Dear PR Guy,
Please help! I keep reading on listservs and social that it’s almost impossible to prove ROI for nonprofit communications. Now my executive director wants to know how we’re doing, and I don’t have a clue what to tell her.
Signed, Stressing in Silver Spring
First, take a deep breath and relax. The PR Guy is here to help.
Second, forget what you’ve heard in the past, either from the doomsayers and the head-in-the-handers or the well-intentioned but often-misguided consultants in the cottage industry of complicated PR ROI metrics. At the most fundamental level, if you’re having trouble measuring your ROI then you’re measuring the wrong thing.
Take our sibling profession … marketing. While we may scowl at the “Four Ps” and roll our eyes at the day-long packaging summits, you notice that very rarely is anyone asking about ROI. That’s because of what they measure. Back when the PR Guy was the Marketing Guy for a sports and entertainment arena, only one thing mattered: Butts in seats.
So if the Marketing Guy ran a great publicity campaign, with a pile of clips to show for the effort, there was still only one thing the promoter cared about at the end of the night: Did you make me money? If the show made the numbers, the campaign was a success. If it didn’t, the promoter would say something like, “Great. I can use those clips to feed my family until I get to work with a real marketing pro.” (Promoters can be really harsh, if a bit dramatic.)
And while lucre is not generally the end game for nonprofits, something is, and it should be spelled out clearly in the organization’s strategic plan (if it’s not, that’s a whole big other mess that you need to solve first). Which makes ROI easy: If the organization achieved the something—the clear goal laid out in the strategic plan—then the campaign worked. If the goal wasn’t met, the campaign didn’t come through.
Going this route requires a lot of trust. Maybe the goal was unrealistic. Maybe the campaign had a fundamental flaw. Either way, you shouldn’t try to hide behind a mountain of social media engagement, and the boss has to come halfway and own the management challenges. The good news for PR people is that we have the ace in the hole. Trust begins with dialogue, and dialogue is our bread and butter.

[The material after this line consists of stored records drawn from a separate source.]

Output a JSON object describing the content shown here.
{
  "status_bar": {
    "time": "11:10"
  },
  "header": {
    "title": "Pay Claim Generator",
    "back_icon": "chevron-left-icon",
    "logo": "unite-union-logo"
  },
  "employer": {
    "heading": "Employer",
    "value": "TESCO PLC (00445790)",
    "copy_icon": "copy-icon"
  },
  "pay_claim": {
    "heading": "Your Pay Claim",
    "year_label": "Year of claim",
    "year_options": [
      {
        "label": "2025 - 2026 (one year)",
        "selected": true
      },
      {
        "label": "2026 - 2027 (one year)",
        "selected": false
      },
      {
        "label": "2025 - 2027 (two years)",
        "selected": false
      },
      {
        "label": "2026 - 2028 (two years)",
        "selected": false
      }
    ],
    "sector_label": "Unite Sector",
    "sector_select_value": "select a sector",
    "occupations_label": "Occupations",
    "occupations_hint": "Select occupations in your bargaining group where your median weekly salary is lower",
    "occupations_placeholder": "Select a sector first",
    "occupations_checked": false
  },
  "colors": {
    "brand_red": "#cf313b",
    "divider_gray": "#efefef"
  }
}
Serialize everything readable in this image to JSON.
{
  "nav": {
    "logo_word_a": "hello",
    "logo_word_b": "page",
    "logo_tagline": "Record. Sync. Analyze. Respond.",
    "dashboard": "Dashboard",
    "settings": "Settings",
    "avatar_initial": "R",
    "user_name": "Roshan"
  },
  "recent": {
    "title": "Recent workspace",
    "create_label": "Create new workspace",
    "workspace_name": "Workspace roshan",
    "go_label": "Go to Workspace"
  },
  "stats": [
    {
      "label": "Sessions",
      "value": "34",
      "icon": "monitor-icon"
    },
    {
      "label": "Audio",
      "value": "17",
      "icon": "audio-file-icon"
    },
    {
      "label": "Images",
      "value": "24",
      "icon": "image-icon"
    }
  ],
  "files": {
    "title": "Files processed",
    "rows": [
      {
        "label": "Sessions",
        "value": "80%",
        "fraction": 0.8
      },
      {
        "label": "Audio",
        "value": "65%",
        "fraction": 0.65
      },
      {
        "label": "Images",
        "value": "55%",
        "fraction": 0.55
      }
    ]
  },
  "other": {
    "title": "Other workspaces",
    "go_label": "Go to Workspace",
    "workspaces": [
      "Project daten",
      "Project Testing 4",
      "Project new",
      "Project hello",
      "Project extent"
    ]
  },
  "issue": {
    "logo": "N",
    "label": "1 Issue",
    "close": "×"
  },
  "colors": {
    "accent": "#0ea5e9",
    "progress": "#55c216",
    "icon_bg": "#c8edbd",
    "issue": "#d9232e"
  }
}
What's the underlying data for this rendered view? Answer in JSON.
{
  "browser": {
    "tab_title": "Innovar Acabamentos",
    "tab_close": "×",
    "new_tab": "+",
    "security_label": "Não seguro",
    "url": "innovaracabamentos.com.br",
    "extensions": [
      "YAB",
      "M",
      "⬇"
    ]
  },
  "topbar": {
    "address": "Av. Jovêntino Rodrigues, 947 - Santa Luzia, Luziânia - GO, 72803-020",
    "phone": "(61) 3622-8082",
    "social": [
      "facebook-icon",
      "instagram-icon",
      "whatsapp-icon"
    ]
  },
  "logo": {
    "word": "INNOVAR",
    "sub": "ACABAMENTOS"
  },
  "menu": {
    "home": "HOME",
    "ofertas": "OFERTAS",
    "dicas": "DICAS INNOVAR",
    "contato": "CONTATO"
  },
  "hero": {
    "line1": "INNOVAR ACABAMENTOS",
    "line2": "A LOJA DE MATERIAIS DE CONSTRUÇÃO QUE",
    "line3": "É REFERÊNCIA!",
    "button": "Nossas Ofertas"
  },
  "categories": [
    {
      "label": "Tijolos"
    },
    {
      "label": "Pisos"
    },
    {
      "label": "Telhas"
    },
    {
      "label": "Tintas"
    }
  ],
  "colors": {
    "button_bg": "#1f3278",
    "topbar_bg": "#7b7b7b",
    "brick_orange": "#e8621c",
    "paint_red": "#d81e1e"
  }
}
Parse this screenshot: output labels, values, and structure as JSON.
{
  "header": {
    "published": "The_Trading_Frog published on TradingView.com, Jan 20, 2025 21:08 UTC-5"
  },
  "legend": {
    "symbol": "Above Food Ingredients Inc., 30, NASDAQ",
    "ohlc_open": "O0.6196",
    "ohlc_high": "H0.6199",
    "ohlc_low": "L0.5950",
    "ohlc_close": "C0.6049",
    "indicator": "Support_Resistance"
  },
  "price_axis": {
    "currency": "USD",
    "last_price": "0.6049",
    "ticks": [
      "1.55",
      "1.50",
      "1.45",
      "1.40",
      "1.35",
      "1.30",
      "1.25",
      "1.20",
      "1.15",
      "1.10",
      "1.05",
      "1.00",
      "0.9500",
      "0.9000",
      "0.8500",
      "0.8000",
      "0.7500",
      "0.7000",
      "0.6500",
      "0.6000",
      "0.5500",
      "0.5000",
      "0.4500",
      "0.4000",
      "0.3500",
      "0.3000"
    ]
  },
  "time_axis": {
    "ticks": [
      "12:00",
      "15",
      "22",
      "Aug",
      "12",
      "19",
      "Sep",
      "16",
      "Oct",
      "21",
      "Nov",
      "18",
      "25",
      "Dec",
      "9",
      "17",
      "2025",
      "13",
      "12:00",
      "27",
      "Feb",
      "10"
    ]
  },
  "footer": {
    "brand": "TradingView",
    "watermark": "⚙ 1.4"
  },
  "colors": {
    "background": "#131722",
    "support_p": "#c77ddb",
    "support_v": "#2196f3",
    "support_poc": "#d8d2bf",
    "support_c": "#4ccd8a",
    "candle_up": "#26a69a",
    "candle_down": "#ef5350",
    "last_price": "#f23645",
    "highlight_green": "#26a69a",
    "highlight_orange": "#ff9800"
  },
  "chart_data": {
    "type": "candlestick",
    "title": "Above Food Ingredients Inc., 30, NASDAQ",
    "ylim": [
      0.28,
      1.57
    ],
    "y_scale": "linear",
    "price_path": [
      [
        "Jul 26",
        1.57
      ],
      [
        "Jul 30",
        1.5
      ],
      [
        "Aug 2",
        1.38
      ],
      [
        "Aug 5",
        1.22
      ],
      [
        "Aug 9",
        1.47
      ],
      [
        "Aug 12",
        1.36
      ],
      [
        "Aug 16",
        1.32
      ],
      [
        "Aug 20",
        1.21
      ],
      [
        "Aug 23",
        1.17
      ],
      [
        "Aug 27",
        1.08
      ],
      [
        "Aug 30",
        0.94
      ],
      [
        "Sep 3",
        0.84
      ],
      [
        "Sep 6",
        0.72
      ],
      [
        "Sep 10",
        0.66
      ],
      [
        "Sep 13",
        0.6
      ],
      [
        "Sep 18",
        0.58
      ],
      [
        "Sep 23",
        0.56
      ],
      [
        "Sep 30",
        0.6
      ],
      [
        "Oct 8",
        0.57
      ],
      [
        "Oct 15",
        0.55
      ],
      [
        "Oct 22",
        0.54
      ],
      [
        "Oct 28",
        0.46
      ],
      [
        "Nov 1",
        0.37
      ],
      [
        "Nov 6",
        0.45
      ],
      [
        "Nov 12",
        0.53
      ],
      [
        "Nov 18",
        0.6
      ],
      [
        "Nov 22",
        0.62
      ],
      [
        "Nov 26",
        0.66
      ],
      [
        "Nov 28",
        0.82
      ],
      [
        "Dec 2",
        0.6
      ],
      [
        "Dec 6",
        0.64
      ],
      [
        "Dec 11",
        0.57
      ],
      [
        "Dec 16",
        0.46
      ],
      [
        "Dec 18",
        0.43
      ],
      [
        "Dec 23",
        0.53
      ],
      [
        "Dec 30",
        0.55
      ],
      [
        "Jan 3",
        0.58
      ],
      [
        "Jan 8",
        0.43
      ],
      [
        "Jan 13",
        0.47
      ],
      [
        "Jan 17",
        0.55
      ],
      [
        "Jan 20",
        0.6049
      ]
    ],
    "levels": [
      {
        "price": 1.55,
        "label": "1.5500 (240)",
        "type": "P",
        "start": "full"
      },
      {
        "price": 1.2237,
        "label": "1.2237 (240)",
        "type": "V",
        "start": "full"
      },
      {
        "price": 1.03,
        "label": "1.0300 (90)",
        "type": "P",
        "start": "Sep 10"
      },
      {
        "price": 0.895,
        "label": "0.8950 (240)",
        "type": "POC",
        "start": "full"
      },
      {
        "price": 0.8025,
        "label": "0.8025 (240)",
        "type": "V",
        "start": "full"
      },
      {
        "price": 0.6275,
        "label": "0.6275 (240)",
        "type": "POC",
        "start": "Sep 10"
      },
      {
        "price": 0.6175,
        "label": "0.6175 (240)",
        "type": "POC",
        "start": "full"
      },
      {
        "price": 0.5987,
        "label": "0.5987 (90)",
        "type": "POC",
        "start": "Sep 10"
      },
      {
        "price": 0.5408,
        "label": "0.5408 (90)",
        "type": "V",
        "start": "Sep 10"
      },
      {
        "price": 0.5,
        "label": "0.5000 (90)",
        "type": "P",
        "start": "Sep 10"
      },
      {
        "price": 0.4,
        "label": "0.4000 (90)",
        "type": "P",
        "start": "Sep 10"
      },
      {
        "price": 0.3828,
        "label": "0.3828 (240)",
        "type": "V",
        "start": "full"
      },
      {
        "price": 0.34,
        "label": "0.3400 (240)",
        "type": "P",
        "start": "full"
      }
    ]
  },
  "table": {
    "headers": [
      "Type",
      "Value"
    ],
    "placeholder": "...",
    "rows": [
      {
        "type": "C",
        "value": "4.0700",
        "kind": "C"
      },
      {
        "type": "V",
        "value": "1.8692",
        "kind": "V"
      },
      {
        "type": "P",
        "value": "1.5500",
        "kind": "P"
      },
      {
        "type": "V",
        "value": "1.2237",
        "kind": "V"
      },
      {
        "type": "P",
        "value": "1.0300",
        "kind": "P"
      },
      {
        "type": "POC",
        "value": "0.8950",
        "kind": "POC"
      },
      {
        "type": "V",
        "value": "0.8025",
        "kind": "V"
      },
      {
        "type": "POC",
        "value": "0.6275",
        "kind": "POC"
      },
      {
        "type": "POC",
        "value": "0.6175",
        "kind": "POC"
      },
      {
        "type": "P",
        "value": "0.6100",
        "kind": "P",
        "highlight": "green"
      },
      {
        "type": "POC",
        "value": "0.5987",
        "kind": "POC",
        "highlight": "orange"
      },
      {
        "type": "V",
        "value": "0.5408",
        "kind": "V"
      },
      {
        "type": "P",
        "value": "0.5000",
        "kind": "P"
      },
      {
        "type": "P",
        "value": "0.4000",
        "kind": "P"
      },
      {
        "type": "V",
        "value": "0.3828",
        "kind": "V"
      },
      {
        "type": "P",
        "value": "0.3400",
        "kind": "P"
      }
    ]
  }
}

Bottom line? When communications plans walk in lockstep with overall strategic plans, the results actually do speak for themselves.